The number needed is how many lines in these entries contain "caret"; give it alone.

___ THE DATA

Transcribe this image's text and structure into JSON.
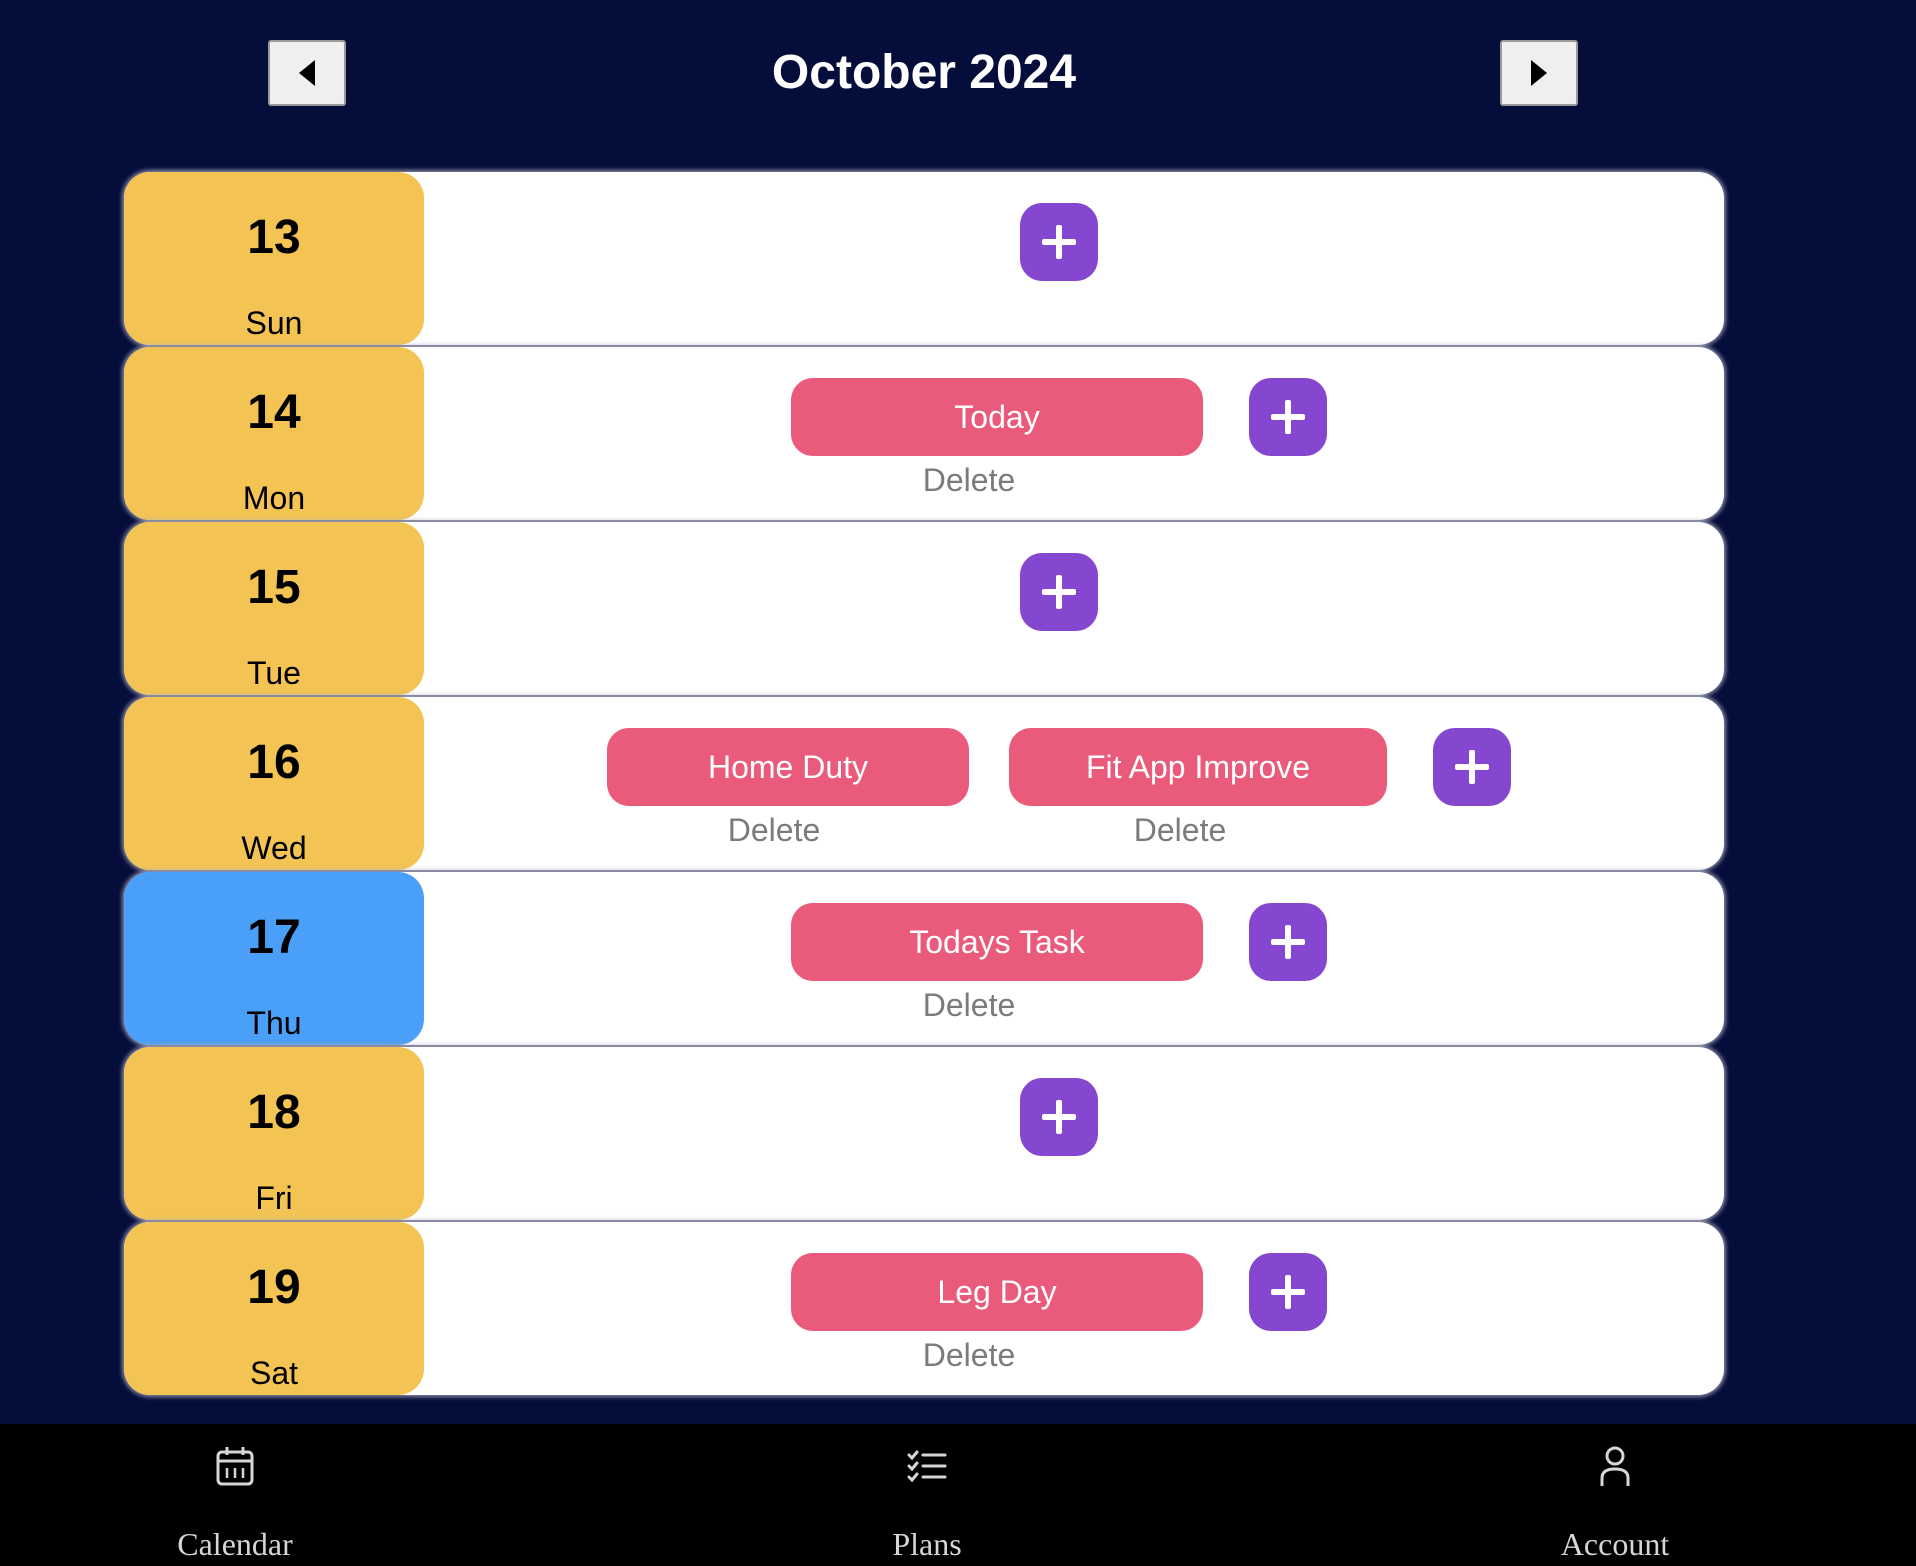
{
  "header": {
    "title": "October 2024",
    "prev_icon": "caret-left-icon",
    "next_icon": "caret-right-icon"
  },
  "days": [
    {
      "date": "13",
      "weekday": "Sun",
      "today": false,
      "plans": []
    },
    {
      "date": "14",
      "weekday": "Mon",
      "today": false,
      "plans": [
        {
          "name": "Today",
          "delete": "Delete"
        }
      ]
    },
    {
      "date": "15",
      "weekday": "Tue",
      "today": false,
      "plans": []
    },
    {
      "date": "16",
      "weekday": "Wed",
      "today": false,
      "plans": [
        {
          "name": "Home Duty",
          "delete": "Delete"
        },
        {
          "name": "Fit App Improve",
          "delete": "Delete"
        }
      ]
    },
    {
      "date": "17",
      "weekday": "Thu",
      "today": true,
      "plans": [
        {
          "name": "Todays Task",
          "delete": "Delete"
        }
      ]
    },
    {
      "date": "18",
      "weekday": "Fri",
      "today": false,
      "plans": []
    },
    {
      "date": "19",
      "weekday": "Sat",
      "today": false,
      "plans": [
        {
          "name": "Leg Day",
          "delete": "Delete"
        }
      ]
    }
  ],
  "add_icon": "plus-icon",
  "tabs": [
    {
      "label": "Calendar",
      "icon": "calendar-icon"
    },
    {
      "label": "Plans",
      "icon": "checklist-icon"
    },
    {
      "label": "Account",
      "icon": "user-icon"
    }
  ],
  "colors": {
    "background": "#050d3a",
    "date_box": "#f3c453",
    "date_box_today": "#4a9ff8",
    "plan_pill": "#ea5a7a",
    "add_button": "#8547d0",
    "tab_bar": "#000000"
  }
}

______

= OUTPUT FOR THIS EXERCISE =
2